“I told you so,” Aunt Polly murmured. He was twenty-one and an overnight sensation. Headlining every show in far-flung, exotic cities, Andrew juggled not just balls, but tangerines and lollipops, wicker chairs and ottomans, Hummel figurines and tightly-swaddled children. No object was too difficult for his gobsmacking pitch and twirl.

By thirty, Andrew Windershins was bored. “After the cactus and the armadillo, what’s the point?” he complained to his mother and his aunt. “Blather,” said Polly, “you just haven’t found your bête noire.” Andrew shrugged while juggling his lunch, taking bites of Shepherd’s Pie at every pass.

When the circus reached the Mirrored City, Andrew found his beast. In a metropolis built entirely of reflections, the population is not easily impressed. Andrew lobbed fire balls and scimitars before a bored and blasé crowd. He tossed sea urchins and hedgehogs, priceless violins and pythons — to polite, restrained applause.

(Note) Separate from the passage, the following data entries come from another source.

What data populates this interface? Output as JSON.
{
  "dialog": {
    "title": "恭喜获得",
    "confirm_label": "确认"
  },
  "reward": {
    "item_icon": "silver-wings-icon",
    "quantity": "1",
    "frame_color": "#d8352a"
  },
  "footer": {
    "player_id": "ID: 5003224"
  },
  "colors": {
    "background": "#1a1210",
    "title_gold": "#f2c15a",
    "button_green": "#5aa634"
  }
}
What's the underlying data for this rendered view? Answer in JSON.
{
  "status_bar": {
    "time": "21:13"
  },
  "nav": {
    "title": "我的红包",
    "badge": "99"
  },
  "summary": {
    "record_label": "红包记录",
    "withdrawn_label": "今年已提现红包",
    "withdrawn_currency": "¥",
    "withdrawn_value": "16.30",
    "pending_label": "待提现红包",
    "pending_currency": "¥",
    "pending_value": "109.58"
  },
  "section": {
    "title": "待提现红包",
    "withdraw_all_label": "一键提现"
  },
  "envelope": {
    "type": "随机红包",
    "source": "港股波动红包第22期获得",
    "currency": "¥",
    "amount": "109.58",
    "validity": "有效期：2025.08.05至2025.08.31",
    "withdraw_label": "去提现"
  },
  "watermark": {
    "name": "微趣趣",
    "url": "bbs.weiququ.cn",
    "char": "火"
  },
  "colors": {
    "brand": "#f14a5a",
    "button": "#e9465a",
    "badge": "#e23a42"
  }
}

It was nursery school all over, but without the blocks and paint. When they failed to marvel at a brace of beehives spun in tandem with forked lightening, Andrew set his talent loose upon the Mirrored City. Slowly, colonnades and cornices began to rise and spin. They were joined by fountains, gates, and stairways, and the audience in their seats. Andrew Windershins juggled up the City, swirling in his hands.

Now, he’s got it,” Polly said, and beside her, old Ma Windershins smiled from ear to ear.

~ Photo by Brenda Gottsabend; Story by Lisa Ahn

Learn more about Wing-Feather Fables here